• **Given information**
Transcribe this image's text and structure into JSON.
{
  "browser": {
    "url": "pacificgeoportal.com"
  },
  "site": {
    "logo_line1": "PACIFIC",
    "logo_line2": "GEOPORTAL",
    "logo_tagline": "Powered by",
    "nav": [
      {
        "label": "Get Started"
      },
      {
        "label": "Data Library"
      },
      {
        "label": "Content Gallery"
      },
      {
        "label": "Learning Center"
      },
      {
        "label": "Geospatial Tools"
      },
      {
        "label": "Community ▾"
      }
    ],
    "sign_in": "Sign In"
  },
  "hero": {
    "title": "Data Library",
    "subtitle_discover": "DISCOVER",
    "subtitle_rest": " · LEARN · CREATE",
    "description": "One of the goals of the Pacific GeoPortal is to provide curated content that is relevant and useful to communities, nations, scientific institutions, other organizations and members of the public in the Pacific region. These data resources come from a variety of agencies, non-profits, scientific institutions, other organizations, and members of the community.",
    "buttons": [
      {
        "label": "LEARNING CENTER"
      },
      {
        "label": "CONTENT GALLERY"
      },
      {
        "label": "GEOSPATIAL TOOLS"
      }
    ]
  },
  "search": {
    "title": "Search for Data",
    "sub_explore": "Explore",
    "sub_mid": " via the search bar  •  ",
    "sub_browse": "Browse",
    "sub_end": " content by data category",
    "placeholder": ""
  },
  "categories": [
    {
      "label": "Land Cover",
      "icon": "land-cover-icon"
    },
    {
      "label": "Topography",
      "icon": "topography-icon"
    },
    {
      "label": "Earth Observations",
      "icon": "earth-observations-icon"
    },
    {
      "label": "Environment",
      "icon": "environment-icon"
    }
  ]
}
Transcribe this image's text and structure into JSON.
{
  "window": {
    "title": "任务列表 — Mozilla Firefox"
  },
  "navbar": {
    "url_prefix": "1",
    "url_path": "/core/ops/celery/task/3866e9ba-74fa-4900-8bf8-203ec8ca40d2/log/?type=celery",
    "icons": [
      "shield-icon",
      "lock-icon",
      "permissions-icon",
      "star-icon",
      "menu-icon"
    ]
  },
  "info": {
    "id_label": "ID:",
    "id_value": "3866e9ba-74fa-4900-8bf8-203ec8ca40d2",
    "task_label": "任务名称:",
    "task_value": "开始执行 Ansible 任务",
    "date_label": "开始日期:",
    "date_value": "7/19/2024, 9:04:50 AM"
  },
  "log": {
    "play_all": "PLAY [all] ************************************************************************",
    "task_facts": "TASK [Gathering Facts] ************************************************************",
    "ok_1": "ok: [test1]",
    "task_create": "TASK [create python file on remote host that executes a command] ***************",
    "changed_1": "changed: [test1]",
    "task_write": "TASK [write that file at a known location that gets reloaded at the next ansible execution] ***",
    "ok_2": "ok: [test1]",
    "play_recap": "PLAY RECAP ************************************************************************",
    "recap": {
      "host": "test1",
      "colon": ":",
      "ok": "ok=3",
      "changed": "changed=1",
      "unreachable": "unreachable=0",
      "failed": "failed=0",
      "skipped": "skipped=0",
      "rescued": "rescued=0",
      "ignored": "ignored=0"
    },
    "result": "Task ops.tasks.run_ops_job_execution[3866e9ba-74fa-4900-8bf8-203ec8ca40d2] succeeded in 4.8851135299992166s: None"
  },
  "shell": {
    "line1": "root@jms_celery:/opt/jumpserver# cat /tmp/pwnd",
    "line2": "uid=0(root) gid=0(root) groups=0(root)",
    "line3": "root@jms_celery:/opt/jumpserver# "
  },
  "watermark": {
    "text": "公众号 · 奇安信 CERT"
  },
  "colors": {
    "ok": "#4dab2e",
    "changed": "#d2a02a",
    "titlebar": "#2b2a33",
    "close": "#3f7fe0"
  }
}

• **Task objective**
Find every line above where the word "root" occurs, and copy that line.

• **Response area**
    "line1": "root@jms_celery:/opt/jumpserver# cat /tmp/pwnd",
    "line2": "uid=0(root) gid=0(root) groups=0(root)",
    "line3": "root@jms_celery:/opt/jumpserver# "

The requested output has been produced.